Material provided
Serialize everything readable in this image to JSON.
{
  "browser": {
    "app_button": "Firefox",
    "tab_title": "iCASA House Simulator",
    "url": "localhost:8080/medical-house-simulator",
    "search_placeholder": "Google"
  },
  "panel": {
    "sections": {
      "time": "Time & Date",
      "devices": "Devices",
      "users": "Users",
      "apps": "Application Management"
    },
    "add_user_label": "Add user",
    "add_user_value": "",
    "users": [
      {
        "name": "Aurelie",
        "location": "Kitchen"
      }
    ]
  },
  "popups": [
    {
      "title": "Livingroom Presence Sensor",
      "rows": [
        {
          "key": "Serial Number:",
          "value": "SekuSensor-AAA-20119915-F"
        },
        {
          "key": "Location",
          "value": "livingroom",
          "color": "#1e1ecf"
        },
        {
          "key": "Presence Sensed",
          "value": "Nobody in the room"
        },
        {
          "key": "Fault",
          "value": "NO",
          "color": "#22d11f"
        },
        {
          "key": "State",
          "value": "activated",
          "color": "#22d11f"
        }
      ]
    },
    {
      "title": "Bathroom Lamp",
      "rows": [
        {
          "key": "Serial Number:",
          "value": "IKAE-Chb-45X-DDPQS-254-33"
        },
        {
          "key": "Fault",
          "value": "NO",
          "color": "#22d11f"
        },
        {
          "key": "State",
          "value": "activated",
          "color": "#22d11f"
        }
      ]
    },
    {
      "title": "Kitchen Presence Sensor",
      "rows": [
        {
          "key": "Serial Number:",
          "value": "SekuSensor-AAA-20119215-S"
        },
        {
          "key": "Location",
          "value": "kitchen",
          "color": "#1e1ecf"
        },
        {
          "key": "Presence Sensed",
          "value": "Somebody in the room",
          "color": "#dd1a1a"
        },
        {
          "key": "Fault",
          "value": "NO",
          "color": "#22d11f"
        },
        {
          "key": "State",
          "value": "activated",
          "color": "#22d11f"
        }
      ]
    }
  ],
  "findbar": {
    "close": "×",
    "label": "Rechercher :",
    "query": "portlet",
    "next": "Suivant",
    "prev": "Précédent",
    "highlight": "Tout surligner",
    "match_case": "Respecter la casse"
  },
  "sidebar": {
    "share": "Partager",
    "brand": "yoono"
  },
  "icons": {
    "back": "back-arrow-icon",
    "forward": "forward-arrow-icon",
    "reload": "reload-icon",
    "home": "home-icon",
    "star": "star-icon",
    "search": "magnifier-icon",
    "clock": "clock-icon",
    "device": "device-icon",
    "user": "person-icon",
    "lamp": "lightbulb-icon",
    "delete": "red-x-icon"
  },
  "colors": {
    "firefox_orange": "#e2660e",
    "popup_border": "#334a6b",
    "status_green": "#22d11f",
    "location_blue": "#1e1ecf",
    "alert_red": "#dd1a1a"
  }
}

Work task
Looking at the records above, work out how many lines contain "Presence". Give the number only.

Result below
4